• _TASK BRIEF_
Where a line of the records contains the word "width", show that line.

*** DATA FOR THIS EXERCISE ***

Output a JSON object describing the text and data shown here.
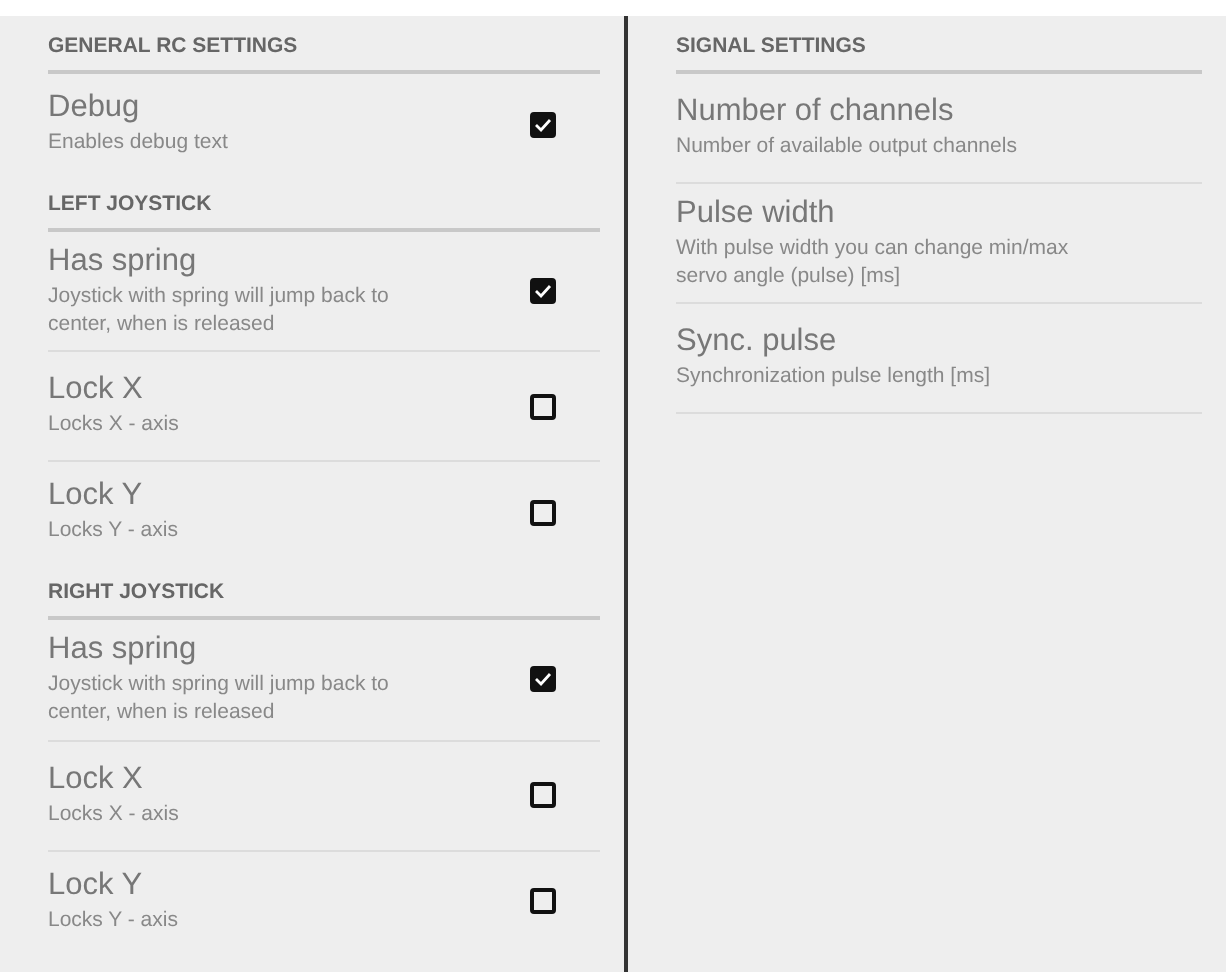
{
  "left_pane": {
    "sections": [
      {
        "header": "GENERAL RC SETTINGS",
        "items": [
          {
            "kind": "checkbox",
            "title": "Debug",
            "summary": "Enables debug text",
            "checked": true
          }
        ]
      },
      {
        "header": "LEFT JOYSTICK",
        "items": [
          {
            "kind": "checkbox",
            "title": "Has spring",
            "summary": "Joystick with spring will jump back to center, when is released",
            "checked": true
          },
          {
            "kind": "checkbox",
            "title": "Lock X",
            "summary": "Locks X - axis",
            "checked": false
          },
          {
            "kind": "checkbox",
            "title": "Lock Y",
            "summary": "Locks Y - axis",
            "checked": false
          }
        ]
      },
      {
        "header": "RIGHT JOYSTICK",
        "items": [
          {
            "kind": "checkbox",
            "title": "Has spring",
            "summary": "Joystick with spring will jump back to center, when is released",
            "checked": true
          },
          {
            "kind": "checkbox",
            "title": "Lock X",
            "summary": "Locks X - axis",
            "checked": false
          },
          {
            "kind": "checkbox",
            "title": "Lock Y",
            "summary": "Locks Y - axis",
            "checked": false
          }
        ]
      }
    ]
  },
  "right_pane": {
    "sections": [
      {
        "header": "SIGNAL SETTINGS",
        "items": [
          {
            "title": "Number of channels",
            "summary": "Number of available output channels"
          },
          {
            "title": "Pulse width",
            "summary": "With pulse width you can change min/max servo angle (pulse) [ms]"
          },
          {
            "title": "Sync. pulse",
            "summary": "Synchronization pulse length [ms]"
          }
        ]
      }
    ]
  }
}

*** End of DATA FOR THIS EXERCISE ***

• _THE COMPLETED TASK_
            "title": "Pulse width",
            "summary": "With pulse width you can change min/max servo angle (pulse) [ms]"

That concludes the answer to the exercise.